The Screening Room: The Aftermath of Stroke

 

Building bridges: two films about self-discovery after stroke

Dr Khalid Ali

 

Two recent films portray the aftermaths of stroke from different viewpoints: that of a stroke survivor in My Beautiful Broken Brain (UK 2016, directed Lotje Sodderland and Sophie Anderson, currently showing on Netflix) and that of the daughter of a stroke survivor in You See Me (USA 2015, directed by Linda Brown, available from http://youseememovie.com/).

Linda Brown is a film maker and an Associate Professor at the University of Southern California (USC). After her father Stanley Brown had a stroke in 2004 at the age of 79, she decided to collate her filmed reflections on his stroke experience in a documentary film, You See Me. Another motivation for making the film was her strong desire to get to know her father better as a human being with a traumatic past and unfulfilled dreams. Using family home videos and interviews with her father, mother, and two sisters, she tells a poignant story of a family afflicted by stroke as well as long-hidden secrets. The blood clot that blocked the blood supply to her father’s brain (cerebellum) has affected him in many ways; his physical weaknesses, poor balance, stuttering speech were accompanied by significant behavioral changes characterized by frustration and outbursts of anger. In spite of Stanley’s determination to walk and communicate and restore his relationship with his family, his frequent paranoid delusions and verbal abuse put significant strain and pressure on everybody around him, particularly his long suffering wife. Documenting the turbulent and volatile family life for 12 years after Stanley’s stroke in film became a journey of self-discovery for Linda and her mother. Watching family home movies enabled them both to re-evaluate their relationship with Stanley, and to come to terms with their own uncertainties about his morbid and enigmatic pre-stroke personality. With poignant realism, Stanley’s death circumstances were honestly shared with the audience. However, ‘unexpected salvation and healing’ come in the guise of a never-before-seen family home video.

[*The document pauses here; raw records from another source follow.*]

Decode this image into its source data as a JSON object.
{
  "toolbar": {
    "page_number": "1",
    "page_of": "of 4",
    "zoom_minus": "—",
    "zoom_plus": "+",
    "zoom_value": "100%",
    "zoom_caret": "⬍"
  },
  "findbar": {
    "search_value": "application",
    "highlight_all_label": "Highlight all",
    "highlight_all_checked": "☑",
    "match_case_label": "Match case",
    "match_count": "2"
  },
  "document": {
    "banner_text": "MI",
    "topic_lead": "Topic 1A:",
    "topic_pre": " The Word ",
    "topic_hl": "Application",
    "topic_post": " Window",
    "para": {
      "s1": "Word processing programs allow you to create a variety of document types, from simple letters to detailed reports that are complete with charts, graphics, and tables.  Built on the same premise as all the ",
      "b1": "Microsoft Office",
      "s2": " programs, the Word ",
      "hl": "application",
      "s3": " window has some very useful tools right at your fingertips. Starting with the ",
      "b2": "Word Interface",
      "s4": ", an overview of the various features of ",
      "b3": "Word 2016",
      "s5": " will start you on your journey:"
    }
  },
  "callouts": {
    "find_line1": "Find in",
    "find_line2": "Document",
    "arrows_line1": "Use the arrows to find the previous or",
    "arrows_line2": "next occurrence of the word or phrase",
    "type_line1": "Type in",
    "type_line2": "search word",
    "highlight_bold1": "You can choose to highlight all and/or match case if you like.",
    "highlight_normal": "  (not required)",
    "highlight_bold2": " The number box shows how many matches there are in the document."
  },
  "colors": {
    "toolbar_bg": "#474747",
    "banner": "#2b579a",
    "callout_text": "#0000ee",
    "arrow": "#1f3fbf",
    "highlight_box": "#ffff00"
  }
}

Following the film screening in several international film festivals, and after winning major awards, The American Heart and Stroke Association (AHSA) supported the film in public campaigns for its honest portrayal of life after stroke, in addition to caregiver burden in old age, domestic violence, and mental health awareness.

In My Beautiful Broken Brain, we see Lotje Sodderland, another film-maker, who had a massive haemorrhagic stroke at the age of 34. Following life-saving brain surgery, she begins to experience a bewildering and confusing reality; visual images are distorted, sounds are exaggerated – a surreal existence that reminds her of ‘the red room’ experience in Twin peaks, her beloved director David Lynch’s infamous TV series from 1990 (https://en.wikipedia.org/wiki/Twin_Peaks). With the help of another film maker, Sophie Anderson, the two embark on a journey of filming Lotje’s demanding speech therapy sessions, her isolating experience in a hospital rehabilitation unit, readjusting to life again, and joining a research study that involving trans-cranial magnetic stimulation for improving speech.

In her strong desire to turn her ordeal into a positive experience, Lotje and Sophie send a videotaped message to David Lynch (https://en.wikipedia.org/wiki/David_Lynch), sharing Lotje’s day-to-day attempts of ‘restoring her old self’. To their surprise, David Lynch replies, expressing his interest in Lotje’s video diaries, and ultimately joining as an executive producer for the film.

Telling her stroke experience as it is without sugar-coating, Lotje says: ‘My life was hijacked by therapists. I am now defined by my impairments’.  How much she scores on stroke-specific assessment scales becomes her daily pre-occupation. Lotje’s story and observations embody the sense of lack of control that many stroke patients experience both in hospital and after discharge. Stroke therapists as ‘dictators’ controlling the stroke survivors’ recovery, and the challenge for survivors moving towards a ‘reluctant democracy’ has been explored in a seminal article by Norris and Kilbride (1).

In spite of the harsh reality of life post-stroke, Lotje slowly discovers and comes to appreciate her hidden strength and her resilience as she reconnects with a new sense of self. The ethos of self-management post stroke is practiced on a daily basis by Lotje, a reminder of the visionary Bridges approach championed by Professor Fiona Jones in the UK (2).

You See Me and My Beautiful Broken Brain show us how living with, and embracing change after stroke can be the key for healing and liberation for both stroke survivors and their families.

 

References

  1. Norris M, Kilbride C. From dictatorship to a reluctant democracy: stroke therapists talking about self-management. Disabil Rehabil 2014; 36 (1): 32-8.
  2. Self-management – Bridges approach  http://www.bridgesselfmanagement.org.uk/

 

Address for correspondence: Dr Khalid Ali, Screening room editor, Khalid.ali@bsuh.nhs.uk